== Segment start ==

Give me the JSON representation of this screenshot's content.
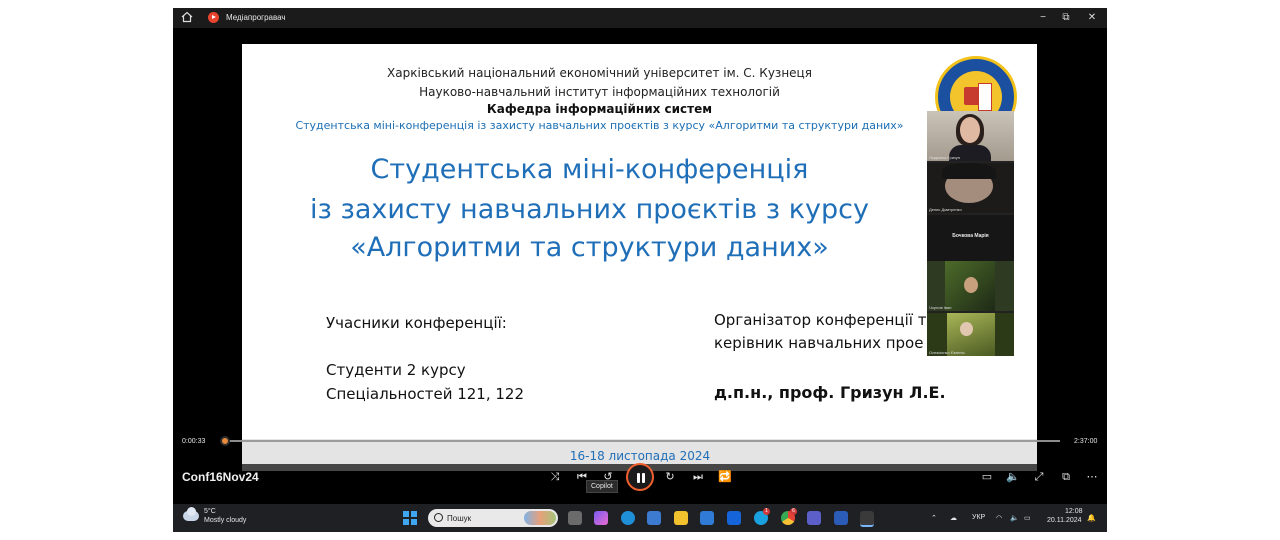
{
  "window": {
    "title": "Медіапрогравач",
    "buttons": {
      "minimize": "−",
      "restore": "⧉",
      "close": "✕"
    }
  },
  "slide": {
    "header": [
      "Харківський національний економічний університет ім. С. Кузнеця",
      "Науково-навчальний інститут інформаційних технологій",
      "Кафедра інформаційних систем",
      "Студентська міні-конференція із захисту навчальних проєктів з курсу «Алгоритми та структури даних»"
    ],
    "title_lines": [
      "Студентська міні-конференція",
      "із захисту навчальних проєктів з курсу",
      "«Алгоритми та структури даних»"
    ],
    "left_label": "Учасники конференції:",
    "left_lines": [
      "Студенти 2 курсу",
      "Спеціальностей 121, 122"
    ],
    "right_label_1": "Організатор конференції т",
    "right_label_2": "керівник навчальних прое",
    "right_name": "д.п.н., проф. Гризун Л.Е."
  },
  "participants": [
    {
      "name": "Людмила Гризун"
    },
    {
      "name": "Денис Дмитренко"
    },
    {
      "name": "Бочкова Марія"
    },
    {
      "name": "Чорнов Іван"
    },
    {
      "name": "Олексієнко Євгенія"
    }
  ],
  "player": {
    "current_time": "0:00:33",
    "total_time": "2:37:00",
    "progress_fraction": 0.0035,
    "subtitle": "16-18 листопада 2024",
    "media_title": "Conf16Nov24",
    "tooltip": "Copilot",
    "accent_color": "#e88a3c"
  },
  "taskbar": {
    "temperature": "5°C",
    "weather": "Mostly cloudy",
    "search_placeholder": "Пошук",
    "language": "УКР",
    "time": "12:08",
    "date": "20.11.2024",
    "notification_badge_1": "1",
    "notification_badge_2": "6"
  }
}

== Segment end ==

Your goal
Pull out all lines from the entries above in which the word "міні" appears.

Task result
      "Студентська міні-конференція із захисту навчальних проєктів з курсу «Алгоритми та структури даних»"
      "Студентська міні-конференція",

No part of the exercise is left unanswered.